### Directions
The records follow. Filter them to the lines that hold "icon".

### Given data
=== Begin Enclosure ===

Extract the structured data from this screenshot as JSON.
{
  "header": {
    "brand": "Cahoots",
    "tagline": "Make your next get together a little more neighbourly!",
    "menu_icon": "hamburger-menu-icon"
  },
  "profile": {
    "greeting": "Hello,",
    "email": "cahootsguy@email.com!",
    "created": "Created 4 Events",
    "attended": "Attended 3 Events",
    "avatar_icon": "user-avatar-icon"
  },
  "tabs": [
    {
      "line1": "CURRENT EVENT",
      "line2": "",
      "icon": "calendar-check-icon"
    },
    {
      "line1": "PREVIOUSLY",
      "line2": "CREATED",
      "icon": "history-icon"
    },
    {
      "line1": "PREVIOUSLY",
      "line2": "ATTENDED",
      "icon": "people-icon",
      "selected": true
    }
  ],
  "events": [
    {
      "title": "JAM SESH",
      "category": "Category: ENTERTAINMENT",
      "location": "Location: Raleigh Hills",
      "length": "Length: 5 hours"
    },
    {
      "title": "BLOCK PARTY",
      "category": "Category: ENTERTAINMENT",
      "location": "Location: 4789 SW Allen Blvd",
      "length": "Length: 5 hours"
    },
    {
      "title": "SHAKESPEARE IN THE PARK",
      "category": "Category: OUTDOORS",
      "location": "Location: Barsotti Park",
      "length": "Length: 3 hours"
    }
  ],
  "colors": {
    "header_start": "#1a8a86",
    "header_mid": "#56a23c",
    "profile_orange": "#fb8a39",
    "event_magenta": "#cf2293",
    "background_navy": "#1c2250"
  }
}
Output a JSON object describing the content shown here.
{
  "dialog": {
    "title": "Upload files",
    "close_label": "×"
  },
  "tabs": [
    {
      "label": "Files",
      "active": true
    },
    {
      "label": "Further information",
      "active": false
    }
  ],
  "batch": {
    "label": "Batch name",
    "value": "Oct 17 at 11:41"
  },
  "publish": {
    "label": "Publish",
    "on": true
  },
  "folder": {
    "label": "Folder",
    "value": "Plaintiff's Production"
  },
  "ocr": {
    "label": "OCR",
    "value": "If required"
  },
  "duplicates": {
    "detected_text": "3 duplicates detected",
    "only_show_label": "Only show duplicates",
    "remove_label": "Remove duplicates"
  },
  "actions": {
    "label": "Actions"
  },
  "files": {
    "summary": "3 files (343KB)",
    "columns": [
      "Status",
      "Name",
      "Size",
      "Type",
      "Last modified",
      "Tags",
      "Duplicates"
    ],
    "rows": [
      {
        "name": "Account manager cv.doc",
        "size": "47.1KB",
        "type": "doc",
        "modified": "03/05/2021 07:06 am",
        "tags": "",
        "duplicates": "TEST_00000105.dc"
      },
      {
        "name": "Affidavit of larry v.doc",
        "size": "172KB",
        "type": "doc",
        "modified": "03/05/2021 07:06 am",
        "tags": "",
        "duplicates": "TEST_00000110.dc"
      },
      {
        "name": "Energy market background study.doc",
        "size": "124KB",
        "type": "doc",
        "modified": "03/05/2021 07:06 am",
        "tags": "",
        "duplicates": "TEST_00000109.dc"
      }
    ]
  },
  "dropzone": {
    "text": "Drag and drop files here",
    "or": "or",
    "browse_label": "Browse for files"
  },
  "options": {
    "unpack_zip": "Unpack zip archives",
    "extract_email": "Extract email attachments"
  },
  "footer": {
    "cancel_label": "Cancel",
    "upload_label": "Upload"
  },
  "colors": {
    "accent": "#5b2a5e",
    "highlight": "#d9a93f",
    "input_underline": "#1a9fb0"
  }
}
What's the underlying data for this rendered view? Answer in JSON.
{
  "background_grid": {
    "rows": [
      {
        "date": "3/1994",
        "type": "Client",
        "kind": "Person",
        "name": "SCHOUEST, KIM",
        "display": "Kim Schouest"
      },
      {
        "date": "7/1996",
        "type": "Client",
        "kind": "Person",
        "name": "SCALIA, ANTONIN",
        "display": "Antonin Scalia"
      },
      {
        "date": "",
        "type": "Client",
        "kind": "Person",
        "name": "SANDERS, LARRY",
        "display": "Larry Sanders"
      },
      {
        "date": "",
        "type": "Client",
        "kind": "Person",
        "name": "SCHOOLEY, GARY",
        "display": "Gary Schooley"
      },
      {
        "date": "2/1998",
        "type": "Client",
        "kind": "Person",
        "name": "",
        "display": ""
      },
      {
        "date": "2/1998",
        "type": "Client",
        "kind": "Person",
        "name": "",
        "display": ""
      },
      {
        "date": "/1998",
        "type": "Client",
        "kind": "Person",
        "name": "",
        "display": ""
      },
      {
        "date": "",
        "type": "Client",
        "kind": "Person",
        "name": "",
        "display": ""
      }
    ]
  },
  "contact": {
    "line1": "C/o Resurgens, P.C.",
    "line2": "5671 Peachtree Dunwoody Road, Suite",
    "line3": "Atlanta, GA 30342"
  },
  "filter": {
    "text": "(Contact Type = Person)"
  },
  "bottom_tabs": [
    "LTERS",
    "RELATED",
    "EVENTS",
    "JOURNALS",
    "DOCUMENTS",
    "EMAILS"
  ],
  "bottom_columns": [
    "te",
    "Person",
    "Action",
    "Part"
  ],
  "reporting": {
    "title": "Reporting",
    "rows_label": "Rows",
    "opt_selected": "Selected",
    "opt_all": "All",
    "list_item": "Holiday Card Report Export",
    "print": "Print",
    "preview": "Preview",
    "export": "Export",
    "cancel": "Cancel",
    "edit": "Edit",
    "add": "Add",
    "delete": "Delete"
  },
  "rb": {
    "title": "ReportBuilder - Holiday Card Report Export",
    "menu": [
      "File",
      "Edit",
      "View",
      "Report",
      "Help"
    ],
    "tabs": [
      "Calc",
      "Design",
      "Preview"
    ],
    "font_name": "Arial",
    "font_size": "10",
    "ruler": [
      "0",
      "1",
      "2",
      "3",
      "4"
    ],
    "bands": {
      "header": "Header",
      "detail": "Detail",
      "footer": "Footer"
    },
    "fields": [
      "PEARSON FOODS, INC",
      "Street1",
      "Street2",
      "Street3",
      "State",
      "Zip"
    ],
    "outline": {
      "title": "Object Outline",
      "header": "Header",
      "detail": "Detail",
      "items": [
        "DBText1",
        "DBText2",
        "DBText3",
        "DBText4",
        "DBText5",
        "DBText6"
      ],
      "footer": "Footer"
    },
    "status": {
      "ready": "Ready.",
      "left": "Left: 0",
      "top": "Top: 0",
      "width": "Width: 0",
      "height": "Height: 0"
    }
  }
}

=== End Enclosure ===

### Response area
    "menu_icon": "hamburger-menu-icon"
    "avatar_icon": "user-avatar-icon"
      "icon": "calendar-check-icon"
      "icon": "history-icon"
      "icon": "people-icon",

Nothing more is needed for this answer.